Op-ed: B.C.’s child poverty story needs to change

Published November 21, 2017, in The Province

By Adrienne Montani

A generational opportunity to change the child-poverty story in B.C. is knocking. The provincial NDP government and the B.C. Green party have committed to work together to design and implement a province-wide poverty reduction strategy. The new cabinet includes a minister responsible for poverty reduction, supported by a parliamentary secretary. Government has promised to introduce supporting legislation with targets and timelines in the spring of 2018 and it has appointed a forum of knowledgeable and feisty advocates to advise them on the strategy and help guide provincial consultations around the province.

At the same time, the federal Liberal government has promised to implement a national poverty reduction strategy.

Both governments have taken initial poverty reduction steps. The B.C. government has raised welfare rates by $100 per month, restored bus passes for people on disability assistance, restored tuition-free access to adult basic education and English language classes, implemented post-secondary tuition waivers for youth from foster care and promised to cut Medical Services Plan premiums by 50 per cent in 2018, among other actions.

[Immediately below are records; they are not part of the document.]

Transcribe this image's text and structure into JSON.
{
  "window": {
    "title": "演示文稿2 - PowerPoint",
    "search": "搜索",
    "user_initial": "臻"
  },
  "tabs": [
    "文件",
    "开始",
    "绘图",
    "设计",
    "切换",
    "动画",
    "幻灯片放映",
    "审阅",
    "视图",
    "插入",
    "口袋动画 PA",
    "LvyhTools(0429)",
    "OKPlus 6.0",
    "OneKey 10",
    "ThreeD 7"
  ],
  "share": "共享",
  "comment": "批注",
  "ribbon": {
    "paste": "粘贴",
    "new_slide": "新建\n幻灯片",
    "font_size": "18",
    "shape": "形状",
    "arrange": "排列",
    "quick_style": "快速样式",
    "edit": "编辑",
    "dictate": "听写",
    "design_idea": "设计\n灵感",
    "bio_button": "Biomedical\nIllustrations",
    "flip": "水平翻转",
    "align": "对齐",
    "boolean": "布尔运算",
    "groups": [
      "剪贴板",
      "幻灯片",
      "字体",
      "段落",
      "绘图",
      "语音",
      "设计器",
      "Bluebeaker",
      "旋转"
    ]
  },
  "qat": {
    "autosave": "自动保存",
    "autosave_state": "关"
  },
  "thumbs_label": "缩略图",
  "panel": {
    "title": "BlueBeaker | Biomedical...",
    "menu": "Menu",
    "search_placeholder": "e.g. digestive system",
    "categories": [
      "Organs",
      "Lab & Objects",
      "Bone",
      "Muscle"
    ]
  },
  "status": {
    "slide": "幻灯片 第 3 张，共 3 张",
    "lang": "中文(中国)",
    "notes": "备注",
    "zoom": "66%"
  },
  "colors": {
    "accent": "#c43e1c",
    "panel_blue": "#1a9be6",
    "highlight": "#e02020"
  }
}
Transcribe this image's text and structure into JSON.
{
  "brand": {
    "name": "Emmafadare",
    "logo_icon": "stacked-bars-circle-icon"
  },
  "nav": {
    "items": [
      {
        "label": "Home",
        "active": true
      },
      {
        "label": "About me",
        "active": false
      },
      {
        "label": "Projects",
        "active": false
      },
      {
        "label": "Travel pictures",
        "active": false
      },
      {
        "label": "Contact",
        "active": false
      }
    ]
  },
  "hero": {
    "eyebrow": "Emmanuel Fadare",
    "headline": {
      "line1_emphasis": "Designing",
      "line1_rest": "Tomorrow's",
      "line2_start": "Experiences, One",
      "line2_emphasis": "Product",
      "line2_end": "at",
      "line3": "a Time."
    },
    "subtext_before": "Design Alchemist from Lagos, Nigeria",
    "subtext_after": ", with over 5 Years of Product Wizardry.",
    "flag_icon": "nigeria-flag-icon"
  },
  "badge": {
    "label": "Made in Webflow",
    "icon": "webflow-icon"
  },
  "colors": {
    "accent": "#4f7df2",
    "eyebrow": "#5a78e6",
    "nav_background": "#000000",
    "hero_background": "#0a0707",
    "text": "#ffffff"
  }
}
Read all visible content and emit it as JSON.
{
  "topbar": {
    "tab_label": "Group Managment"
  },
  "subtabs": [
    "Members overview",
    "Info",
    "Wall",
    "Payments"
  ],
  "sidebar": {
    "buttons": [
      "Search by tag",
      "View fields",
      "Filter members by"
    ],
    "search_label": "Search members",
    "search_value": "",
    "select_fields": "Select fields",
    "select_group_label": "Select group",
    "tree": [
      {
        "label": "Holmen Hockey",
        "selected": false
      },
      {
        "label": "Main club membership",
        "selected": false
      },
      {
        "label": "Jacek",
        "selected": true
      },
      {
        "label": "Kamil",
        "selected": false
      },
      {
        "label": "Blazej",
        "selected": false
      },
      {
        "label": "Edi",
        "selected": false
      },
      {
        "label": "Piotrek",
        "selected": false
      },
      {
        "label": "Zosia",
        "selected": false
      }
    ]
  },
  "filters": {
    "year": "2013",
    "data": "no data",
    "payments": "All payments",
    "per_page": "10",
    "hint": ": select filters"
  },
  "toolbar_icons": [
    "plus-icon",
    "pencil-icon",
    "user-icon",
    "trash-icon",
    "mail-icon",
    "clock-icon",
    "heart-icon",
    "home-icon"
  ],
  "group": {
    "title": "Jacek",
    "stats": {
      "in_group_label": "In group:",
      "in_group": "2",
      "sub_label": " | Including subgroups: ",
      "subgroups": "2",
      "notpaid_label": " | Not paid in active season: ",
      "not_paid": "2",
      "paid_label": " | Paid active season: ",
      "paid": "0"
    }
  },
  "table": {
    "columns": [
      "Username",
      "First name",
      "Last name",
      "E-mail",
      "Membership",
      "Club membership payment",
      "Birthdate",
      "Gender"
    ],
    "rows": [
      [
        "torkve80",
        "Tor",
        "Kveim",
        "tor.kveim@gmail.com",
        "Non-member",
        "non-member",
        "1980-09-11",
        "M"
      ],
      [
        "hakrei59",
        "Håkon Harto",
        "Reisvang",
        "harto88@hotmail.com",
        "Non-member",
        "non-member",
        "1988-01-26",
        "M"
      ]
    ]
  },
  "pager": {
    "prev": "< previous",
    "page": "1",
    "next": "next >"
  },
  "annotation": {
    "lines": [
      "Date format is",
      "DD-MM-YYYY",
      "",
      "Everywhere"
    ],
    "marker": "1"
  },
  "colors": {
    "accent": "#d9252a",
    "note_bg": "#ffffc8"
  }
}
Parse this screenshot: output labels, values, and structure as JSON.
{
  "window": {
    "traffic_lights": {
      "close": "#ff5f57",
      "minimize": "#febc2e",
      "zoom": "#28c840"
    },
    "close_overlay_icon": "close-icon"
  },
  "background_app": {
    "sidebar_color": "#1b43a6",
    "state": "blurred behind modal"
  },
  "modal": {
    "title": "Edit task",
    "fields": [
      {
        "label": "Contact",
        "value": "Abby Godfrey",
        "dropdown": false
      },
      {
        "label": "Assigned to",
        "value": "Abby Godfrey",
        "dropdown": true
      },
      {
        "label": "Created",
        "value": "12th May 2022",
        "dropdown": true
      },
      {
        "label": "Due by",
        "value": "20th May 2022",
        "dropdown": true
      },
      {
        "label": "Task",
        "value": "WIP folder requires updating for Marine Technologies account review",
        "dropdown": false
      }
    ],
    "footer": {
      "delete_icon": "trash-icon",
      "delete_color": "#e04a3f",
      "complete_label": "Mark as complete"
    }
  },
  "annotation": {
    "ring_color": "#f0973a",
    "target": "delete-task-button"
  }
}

The federal government created a new, more generous Canada Child Benefit that they claim has kept 300,000 children out of poverty in 2017. It has been praised by the Governor of the Bank of Canada as “highly stimulative” for the Canadian economy.

These first steps are helpful, but they are just a beginning. Changing the story of child poverty means looking upstream to changing the conditions that land so many families in poverty and trap them there. These conditions include growing income inequality and a tattered social safety net that fails to catch the most vulnerable children and families.

With the latest statistics showing that one in five B.C. children — 153,300 kids — are growing up in poverty and 1.2 million children in Canada, it’s clear we need stronger policy responses to today’s challenges. Families are falling through the cracks caused by growing precarious, part-time and low-wage work and soaring costs for essentials such as housing, food, child care and transportation, inadequate welfare rates, entrenched social inequities, unequal access to education and training, and a growing income and asset gap between the rich and poor.

This year’s B.C. Child Poverty Report Card also shows that in B.C. for the past 16 years, 2000 to 2015, an astounding half of all children in lone-parent B.C. families, most of them female-led, have lived in poverty. Other groups with high poverty levels include nearly half of recent immigrant children, more than one-third of children being raised by grandparents or other relatives and one-quarter of visible minority or racialized children. Children affected by disabilities are another group with higher poverty levels.

The unaddressed discrimination and under-investments affecting indigenous families and communities is another root cause of the poverty experienced by one in three native children in B.C., an undercount because the census data do not count low-income children on First Nations reserves.

Yet we know these statistics and trends can change through the application of strong public policies founded on the values of equity, dignity and respect for children’s rights, including the right of every child to a standard of living adequate for the child’s physical, mental, spiritual, moral and social development (Article 27, UN Convention on the Rights of the Child).

The child poverty report released today by First Call: B.C. Child and Youth Advocacy Coalition contains 21 public policy recommendations. Many of them are echoed in the unanimous 2018 budget recommendations in the provincial finance committee report released last week.

Thousands of struggling families throughout the province are looking for action in the next federal and provincial budgets to bring them relief. Expectations for significant investments in poverty reduction measures and a fairer sharing of the economic pie are high.

Let’s not miss the opportunity presented by renewed government commitments to reducing poverty to change the child poverty story in B.C. and in Canada to a story of all children and families thriving.

First Call’s report card can be found at

Adrienne Montani is provincial co-ordinator of First Call: B.C. Child and Youth Advocacy Coalition.